At the end of the 19th century, three major unions existed in the furniture and upholstery trades: the Alliance Cabinet Makers, the United Operative Cabinet and Chairmakers’ Society of Scotland and the Amalgamated Union of Upholsterers (AUU). A series of mergers culminated in the formation of the National Union of Furniture Trade Operatives (NUFTO) in 1947.
In 1971 NUFTO merged with the Amalgamated Society of Woodcutting Machinists to form FTAT.
The Managerial and Professional Officers a Local Government union comprising 8,000 principal officers and second tier officers joined in 1998.
They were followed in 2006 by the General Union over Loom Overlookers (GULO)
Then in January 2008 The Ambulance Service Union (ASU) transferred to GMB and the National Ambulance Committee (NAC) was set up under the auspices of the Public Services Section Committee to deal with matters effecting all members working within the ambulance Service. This has resulted in increased membership within this sector that now stands at almost 10,000.

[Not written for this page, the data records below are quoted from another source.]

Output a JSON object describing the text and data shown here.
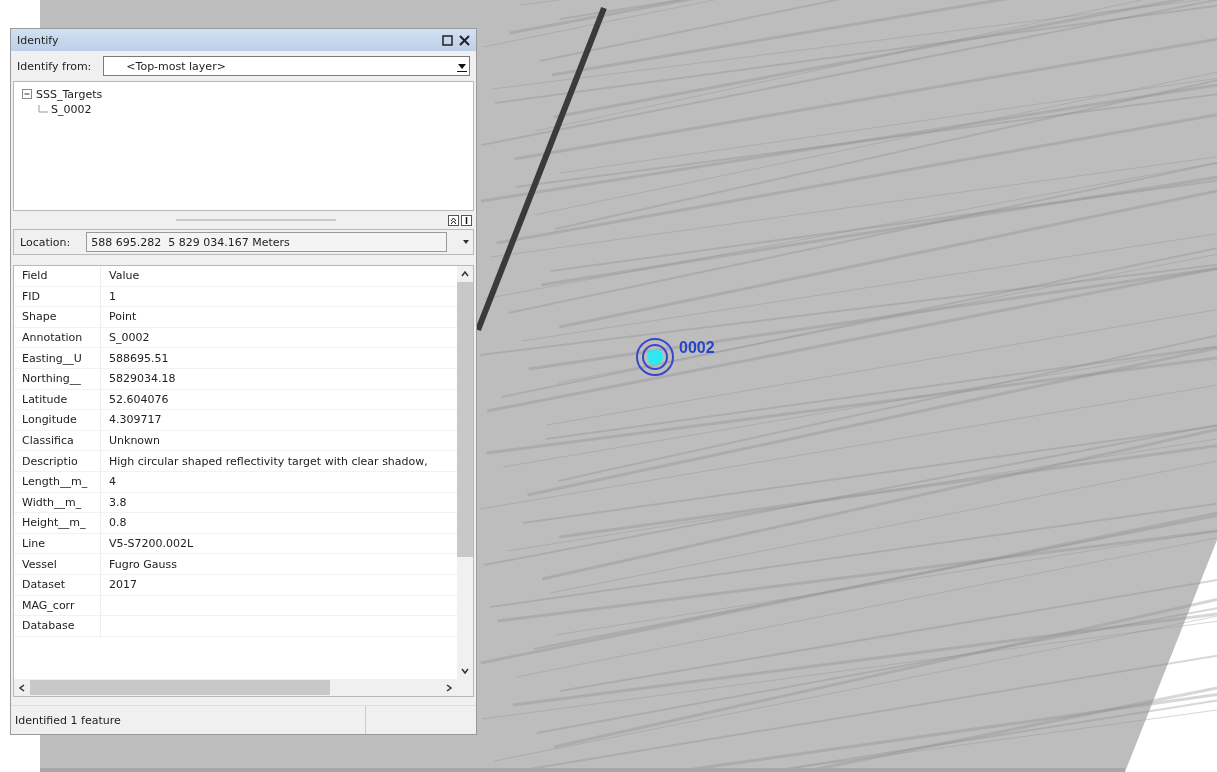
{
  "window": {
    "title": "Identify"
  },
  "identify_from": {
    "label": "Identify from:",
    "value": "<Top-most layer>"
  },
  "tree": [
    {
      "label": "SSS_Targets",
      "expanded": true,
      "children": [
        {
          "label": "S_0002"
        }
      ]
    }
  ],
  "location": {
    "label": "Location:",
    "value": "588 695.282  5 829 034.167 Meters"
  },
  "table": {
    "columns": [
      "Field",
      "Value"
    ],
    "rows": [
      {
        "field": "FID",
        "value": "1"
      },
      {
        "field": "Shape",
        "value": "Point"
      },
      {
        "field": "Annotation",
        "value": "S_0002"
      },
      {
        "field": "Easting__U",
        "value": "588695.51"
      },
      {
        "field": "Northing__",
        "value": "5829034.18"
      },
      {
        "field": "Latitude",
        "value": "52.604076"
      },
      {
        "field": "Longitude",
        "value": "4.309717"
      },
      {
        "field": "Classifica",
        "value": "Unknown"
      },
      {
        "field": "Descriptio",
        "value": "High circular shaped reflectivity target with clear shadow,"
      },
      {
        "field": "Length__m_",
        "value": "4"
      },
      {
        "field": "Width__m_",
        "value": "3.8"
      },
      {
        "field": "Height__m_",
        "value": "0.8"
      },
      {
        "field": "Line",
        "value": "V5-S7200.002L"
      },
      {
        "field": "Vessel",
        "value": "Fugro Gauss"
      },
      {
        "field": "Dataset",
        "value": "2017"
      },
      {
        "field": "MAG_corr"
      },
      {
        "field": "Database"
      }
    ]
  },
  "status_bar": "Identified 1 feature",
  "map": {
    "target_label": "0002"
  }
}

The specialist trade union Community and District Nurses Association (CDNA) who represent nurses, healthcare assistants and all other primary care practitioners working within the community, also join GMB in 2010.
And finally on 9th January 2015 the members of Unity (formerly the Ceramic and Allied Trades Union and the National Society of Pottery Workers) voted 93% in favour of a merger with GMB and so become another of over 100 smaller unions that have joined together to form the modern GMB – Britain’s General Union.